WHAT TO WORK ON: What's needed is the listing below, repeated word for word with no pictures.

[[ DATA SHOWN, beginning ]]

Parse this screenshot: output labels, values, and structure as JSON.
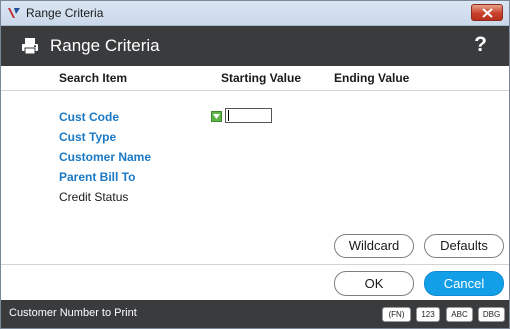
{
  "window": {
    "title": "Range Criteria"
  },
  "header": {
    "title": "Range Criteria",
    "help": "?"
  },
  "columns": {
    "search_item": "Search Item",
    "starting_value": "Starting Value",
    "ending_value": "Ending Value"
  },
  "rows": [
    {
      "label": "Cust Code",
      "style": "link"
    },
    {
      "label": "Cust Type",
      "style": "link"
    },
    {
      "label": "Customer Name",
      "style": "link"
    },
    {
      "label": "Parent Bill To",
      "style": "link"
    },
    {
      "label": "Credit Status",
      "style": "plain"
    }
  ],
  "active_field": {
    "starting_value": ""
  },
  "buttons": {
    "wildcard": "Wildcard",
    "defaults": "Defaults",
    "ok": "OK",
    "cancel": "Cancel"
  },
  "status": {
    "text": "Customer Number to Print",
    "badges": [
      "(FN)",
      "123",
      "ABC",
      "DBG"
    ]
  },
  "colors": {
    "accent": "#139fe8",
    "link": "#1b79c4",
    "header_bg": "#3a3b3d",
    "close_button": "#c8412b"
  },
  "icons": {
    "app": "app-logo-icon",
    "header": "printer-icon",
    "dropdown": "dropdown-arrow-icon",
    "close": "close-icon"
  }
}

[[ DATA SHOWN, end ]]

WORKED SOLUTION:
Parse this screenshot: output labels, values, and structure as JSON.
{
  "window": {
    "title": "Range Criteria"
  },
  "header": {
    "title": "Range Criteria",
    "help": "?"
  },
  "columns": {
    "search_item": "Search Item",
    "starting_value": "Starting Value",
    "ending_value": "Ending Value"
  },
  "rows": [
    {
      "label": "Cust Code",
      "style": "link"
    },
    {
      "label": "Cust Type",
      "style": "link"
    },
    {
      "label": "Customer Name",
      "style": "link"
    },
    {
      "label": "Parent Bill To",
      "style": "link"
    },
    {
      "label": "Credit Status",
      "style": "plain"
    }
  ],
  "active_field": {
    "starting_value": ""
  },
  "buttons": {
    "wildcard": "Wildcard",
    "defaults": "Defaults",
    "ok": "OK",
    "cancel": "Cancel"
  },
  "status": {
    "text": "Customer Number to Print",
    "badges": [
      "(FN)",
      "123",
      "ABC",
      "DBG"
    ]
  },
  "colors": {
    "accent": "#139fe8",
    "link": "#1b79c4",
    "header_bg": "#3a3b3d",
    "close_button": "#c8412b"
  },
  "icons": {
    "app": "app-logo-icon",
    "header": "printer-icon",
    "dropdown": "dropdown-arrow-icon",
    "close": "close-icon"
  }
}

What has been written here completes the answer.